Look through the listing and report every line that has "text" in it.

Data listing:

*** Begin section ***

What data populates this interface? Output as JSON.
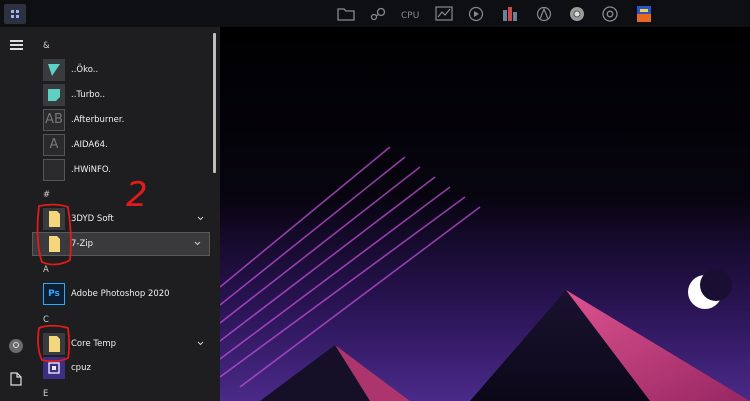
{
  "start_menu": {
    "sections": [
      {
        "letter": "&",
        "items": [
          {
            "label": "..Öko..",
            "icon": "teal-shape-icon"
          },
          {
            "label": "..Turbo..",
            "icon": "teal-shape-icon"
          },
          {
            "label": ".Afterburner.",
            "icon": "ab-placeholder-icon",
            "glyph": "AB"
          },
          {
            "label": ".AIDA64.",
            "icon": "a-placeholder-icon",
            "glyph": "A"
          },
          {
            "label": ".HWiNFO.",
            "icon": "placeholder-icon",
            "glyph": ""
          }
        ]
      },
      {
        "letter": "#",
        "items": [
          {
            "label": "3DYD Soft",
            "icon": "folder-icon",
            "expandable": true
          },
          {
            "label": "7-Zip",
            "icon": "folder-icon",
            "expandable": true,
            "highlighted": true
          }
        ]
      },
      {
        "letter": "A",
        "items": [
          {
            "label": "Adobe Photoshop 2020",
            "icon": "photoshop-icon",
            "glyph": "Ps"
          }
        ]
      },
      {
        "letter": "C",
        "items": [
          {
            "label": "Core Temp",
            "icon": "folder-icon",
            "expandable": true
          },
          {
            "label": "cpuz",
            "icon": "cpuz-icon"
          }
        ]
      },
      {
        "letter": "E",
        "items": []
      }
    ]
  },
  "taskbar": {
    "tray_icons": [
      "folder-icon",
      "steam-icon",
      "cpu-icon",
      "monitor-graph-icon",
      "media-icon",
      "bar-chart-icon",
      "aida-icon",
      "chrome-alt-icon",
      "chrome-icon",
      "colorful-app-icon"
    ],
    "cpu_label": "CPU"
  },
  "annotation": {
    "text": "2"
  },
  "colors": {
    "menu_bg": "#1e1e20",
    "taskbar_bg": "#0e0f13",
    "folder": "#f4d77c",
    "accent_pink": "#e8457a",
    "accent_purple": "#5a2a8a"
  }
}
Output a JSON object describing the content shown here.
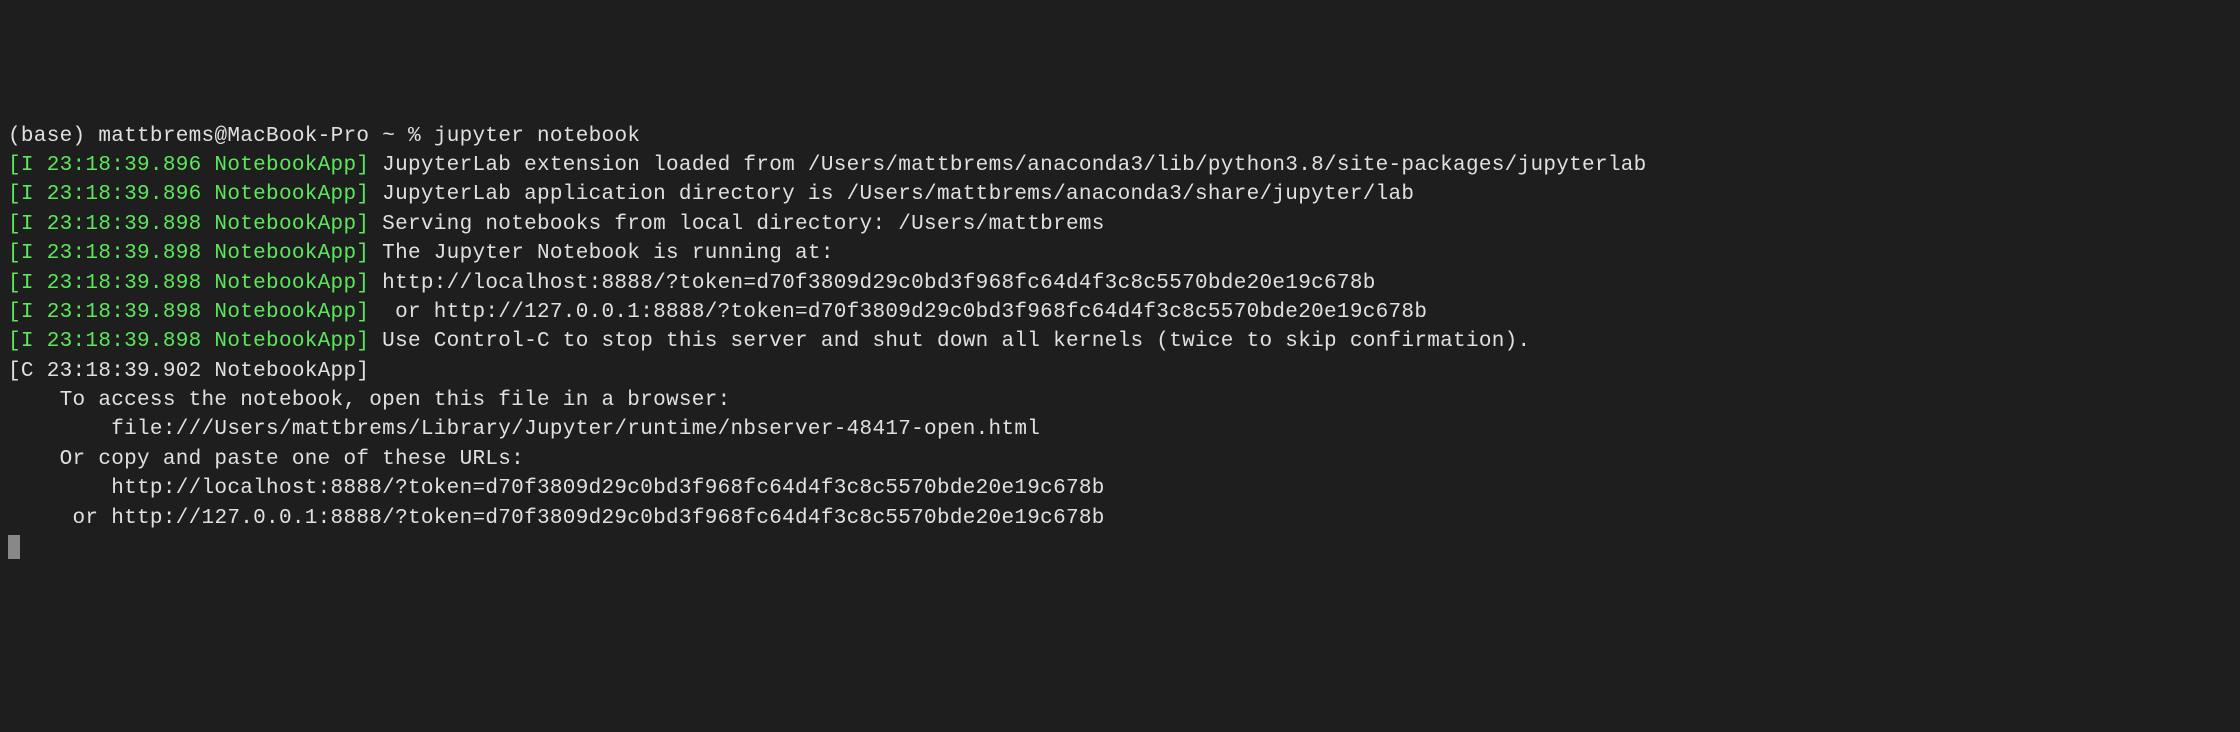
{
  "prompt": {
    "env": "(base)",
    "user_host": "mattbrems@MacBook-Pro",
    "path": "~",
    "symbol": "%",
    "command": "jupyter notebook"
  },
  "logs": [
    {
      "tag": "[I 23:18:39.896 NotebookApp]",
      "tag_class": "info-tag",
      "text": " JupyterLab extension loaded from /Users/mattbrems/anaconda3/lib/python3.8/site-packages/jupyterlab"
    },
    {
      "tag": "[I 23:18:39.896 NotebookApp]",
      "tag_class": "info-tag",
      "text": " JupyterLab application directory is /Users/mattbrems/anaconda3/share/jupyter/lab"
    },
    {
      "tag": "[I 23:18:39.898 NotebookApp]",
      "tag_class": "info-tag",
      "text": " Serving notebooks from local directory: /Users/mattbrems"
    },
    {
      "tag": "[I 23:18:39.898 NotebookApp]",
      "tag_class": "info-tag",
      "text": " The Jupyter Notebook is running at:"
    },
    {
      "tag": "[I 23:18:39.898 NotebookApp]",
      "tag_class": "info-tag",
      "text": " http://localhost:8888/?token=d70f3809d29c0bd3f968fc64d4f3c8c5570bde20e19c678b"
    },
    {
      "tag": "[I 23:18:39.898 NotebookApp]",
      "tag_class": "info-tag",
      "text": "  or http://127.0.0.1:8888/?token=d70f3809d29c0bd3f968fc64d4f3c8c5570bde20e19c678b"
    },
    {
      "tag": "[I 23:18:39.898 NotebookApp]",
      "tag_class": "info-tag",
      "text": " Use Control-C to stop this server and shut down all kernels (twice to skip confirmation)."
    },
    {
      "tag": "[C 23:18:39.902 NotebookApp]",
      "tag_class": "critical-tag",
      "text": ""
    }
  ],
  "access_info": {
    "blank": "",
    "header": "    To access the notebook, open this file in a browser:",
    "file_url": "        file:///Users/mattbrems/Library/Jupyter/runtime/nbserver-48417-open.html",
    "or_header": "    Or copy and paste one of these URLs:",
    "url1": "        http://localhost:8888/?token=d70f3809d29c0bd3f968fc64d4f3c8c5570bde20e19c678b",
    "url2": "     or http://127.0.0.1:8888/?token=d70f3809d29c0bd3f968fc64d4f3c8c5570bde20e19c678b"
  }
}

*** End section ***

Solution for this exercise:
    "text": "2"
      "text": " JupyterLab extension loaded from /Users/mattbrems/anaconda3/lib/python3.8/site-packages/jupyterlab"
      "text": " JupyterLab application directory is /Users/mattbrems/anaconda3/share/jupyter/lab"
      "text": " Serving notebooks from local directory: /Users/mattbrems"
      "text": " The Jupyter Notebook is running at:"
      "text": " http://localhost:8888/?token=d70f3809d29c0bd3f968fc64d4f3c8c5570bde20e19c678b"
      "text": "  or http://127.0.0.1:8888/?token=d70f3809d29c0bd3f968fc64d4f3c8c5570bde20e19c678b"
      "text": " Use Control-C to stop this server and shut down all kernels (twice to skip confirmation)."
      "text": ""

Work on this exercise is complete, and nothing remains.